Work request: The required output is a number: how many lines of the data below include the string "label".

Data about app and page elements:
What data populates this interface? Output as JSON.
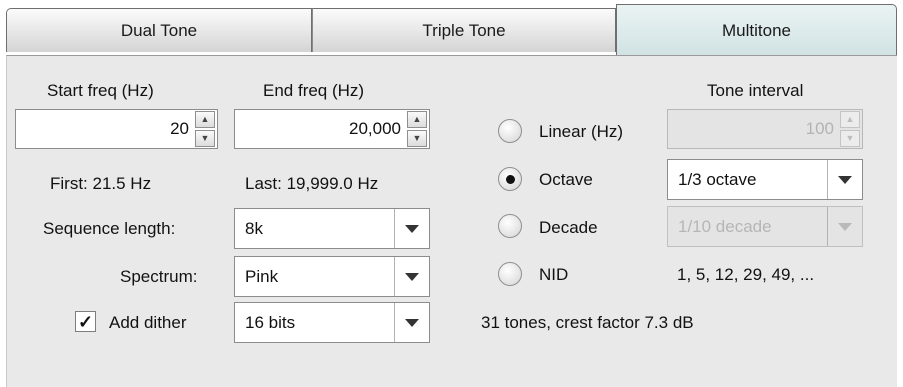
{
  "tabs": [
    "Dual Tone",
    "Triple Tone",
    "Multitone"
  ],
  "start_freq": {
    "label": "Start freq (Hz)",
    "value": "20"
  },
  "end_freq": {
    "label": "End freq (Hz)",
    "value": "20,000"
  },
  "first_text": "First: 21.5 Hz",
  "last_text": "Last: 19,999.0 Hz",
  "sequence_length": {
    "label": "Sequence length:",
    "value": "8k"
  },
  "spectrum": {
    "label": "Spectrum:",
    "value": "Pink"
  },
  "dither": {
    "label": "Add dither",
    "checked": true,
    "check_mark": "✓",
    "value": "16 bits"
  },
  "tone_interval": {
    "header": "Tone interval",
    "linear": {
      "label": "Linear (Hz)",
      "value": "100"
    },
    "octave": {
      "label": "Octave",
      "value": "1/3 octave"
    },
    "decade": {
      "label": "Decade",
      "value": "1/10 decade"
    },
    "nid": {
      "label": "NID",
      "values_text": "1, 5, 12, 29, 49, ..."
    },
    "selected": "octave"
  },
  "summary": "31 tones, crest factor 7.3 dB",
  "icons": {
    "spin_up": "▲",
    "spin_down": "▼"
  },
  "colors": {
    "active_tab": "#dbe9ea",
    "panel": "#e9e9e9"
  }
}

Answer below: 9